INSTRUCTIONS TO FOLLOW
Exactly the lines from the one with "What data populates" to the end of the data below should be set down, and no others.

MATERIAL FOR THIS TASK
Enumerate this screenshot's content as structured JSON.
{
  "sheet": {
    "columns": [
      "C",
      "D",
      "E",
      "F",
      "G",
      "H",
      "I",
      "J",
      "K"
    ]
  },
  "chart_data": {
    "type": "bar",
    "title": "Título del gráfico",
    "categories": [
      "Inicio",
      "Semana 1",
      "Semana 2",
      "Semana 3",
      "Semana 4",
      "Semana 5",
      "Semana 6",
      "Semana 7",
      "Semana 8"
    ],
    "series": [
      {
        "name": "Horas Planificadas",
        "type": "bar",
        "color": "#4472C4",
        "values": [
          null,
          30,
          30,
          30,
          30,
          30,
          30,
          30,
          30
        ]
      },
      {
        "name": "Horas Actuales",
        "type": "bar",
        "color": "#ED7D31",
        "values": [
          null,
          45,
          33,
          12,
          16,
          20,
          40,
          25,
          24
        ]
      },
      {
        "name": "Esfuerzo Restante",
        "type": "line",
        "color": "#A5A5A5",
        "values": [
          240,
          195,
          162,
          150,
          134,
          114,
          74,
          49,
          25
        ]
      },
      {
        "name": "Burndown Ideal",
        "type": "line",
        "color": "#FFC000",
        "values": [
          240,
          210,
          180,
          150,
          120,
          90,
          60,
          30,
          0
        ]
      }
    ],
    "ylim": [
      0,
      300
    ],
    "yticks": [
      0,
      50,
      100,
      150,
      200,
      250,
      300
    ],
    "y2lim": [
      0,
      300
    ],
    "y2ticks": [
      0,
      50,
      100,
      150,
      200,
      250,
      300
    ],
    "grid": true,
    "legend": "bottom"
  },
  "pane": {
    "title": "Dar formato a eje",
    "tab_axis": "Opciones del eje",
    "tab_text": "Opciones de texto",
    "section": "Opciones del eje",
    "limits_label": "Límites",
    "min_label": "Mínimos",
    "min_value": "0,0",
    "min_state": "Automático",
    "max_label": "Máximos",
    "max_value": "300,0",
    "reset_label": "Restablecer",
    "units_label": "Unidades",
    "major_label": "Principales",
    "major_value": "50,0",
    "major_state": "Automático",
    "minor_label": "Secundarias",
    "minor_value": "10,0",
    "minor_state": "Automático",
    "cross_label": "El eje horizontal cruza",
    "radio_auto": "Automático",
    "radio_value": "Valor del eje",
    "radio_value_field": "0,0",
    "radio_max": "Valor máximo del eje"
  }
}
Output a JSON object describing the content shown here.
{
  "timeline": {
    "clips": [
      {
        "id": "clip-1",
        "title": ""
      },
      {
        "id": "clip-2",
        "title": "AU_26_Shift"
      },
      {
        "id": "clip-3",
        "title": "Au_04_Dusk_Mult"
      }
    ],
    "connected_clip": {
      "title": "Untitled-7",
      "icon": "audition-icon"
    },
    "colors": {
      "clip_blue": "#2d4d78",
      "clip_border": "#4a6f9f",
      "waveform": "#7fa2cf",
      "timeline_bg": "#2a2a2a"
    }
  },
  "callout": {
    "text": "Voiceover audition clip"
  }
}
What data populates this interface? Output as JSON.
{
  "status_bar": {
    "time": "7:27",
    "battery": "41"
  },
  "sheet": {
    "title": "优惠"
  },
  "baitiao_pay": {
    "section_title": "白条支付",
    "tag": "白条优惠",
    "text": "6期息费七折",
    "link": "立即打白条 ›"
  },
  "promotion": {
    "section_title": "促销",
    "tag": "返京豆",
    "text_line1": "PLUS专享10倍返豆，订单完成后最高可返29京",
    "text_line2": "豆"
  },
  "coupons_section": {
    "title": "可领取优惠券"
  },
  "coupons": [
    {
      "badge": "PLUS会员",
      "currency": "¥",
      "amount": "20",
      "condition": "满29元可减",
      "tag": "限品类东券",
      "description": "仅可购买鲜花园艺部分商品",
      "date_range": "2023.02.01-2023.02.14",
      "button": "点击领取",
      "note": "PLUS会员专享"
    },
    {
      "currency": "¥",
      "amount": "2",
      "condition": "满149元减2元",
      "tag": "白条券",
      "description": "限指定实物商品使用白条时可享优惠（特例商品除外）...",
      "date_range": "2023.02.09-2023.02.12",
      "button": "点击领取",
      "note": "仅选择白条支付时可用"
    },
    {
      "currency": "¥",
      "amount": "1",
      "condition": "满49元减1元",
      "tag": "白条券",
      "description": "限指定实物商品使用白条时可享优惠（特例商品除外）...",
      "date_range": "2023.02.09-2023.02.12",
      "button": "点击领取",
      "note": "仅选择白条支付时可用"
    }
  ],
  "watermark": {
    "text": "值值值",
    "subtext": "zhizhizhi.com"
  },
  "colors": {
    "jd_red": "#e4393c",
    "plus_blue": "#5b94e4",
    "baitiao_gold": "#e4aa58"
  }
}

ANSWER SPACE
What data populates this interface? Output as JSON.
{
  "status_bar": {
    "time": "7:27",
    "battery": "41"
  },
  "sheet": {
    "title": "优惠"
  },
  "baitiao_pay": {
    "section_title": "白条支付",
    "tag": "白条优惠",
    "text": "6期息费七折",
    "link": "立即打白条 ›"
  },
  "promotion": {
    "section_title": "促销",
    "tag": "返京豆",
    "text_line1": "PLUS专享10倍返豆，订单完成后最高可返29京",
    "text_line2": "豆"
  },
  "coupons_section": {
    "title": "可领取优惠券"
  },
  "coupons": [
    {
      "badge": "PLUS会员",
      "currency": "¥",
      "amount": "20",
      "condition": "满29元可减",
      "tag": "限品类东券",
      "description": "仅可购买鲜花园艺部分商品",
      "date_range": "2023.02.01-2023.02.14",
      "button": "点击领取",
      "note": "PLUS会员专享"
    },
    {
      "currency": "¥",
      "amount": "2",
      "condition": "满149元减2元",
      "tag": "白条券",
      "description": "限指定实物商品使用白条时可享优惠（特例商品除外）...",
      "date_range": "2023.02.09-2023.02.12",
      "button": "点击领取",
      "note": "仅选择白条支付时可用"
    },
    {
      "currency": "¥",
      "amount": "1",
      "condition": "满49元减1元",
      "tag": "白条券",
      "description": "限指定实物商品使用白条时可享优惠（特例商品除外）...",
      "date_range": "2023.02.09-2023.02.12",
      "button": "点击领取",
      "note": "仅选择白条支付时可用"
    }
  ],
  "watermark": {
    "text": "值值值",
    "subtext": "zhizhizhi.com"
  },
  "colors": {
    "jd_red": "#e4393c",
    "plus_blue": "#5b94e4",
    "baitiao_gold": "#e4aa58"
  }
}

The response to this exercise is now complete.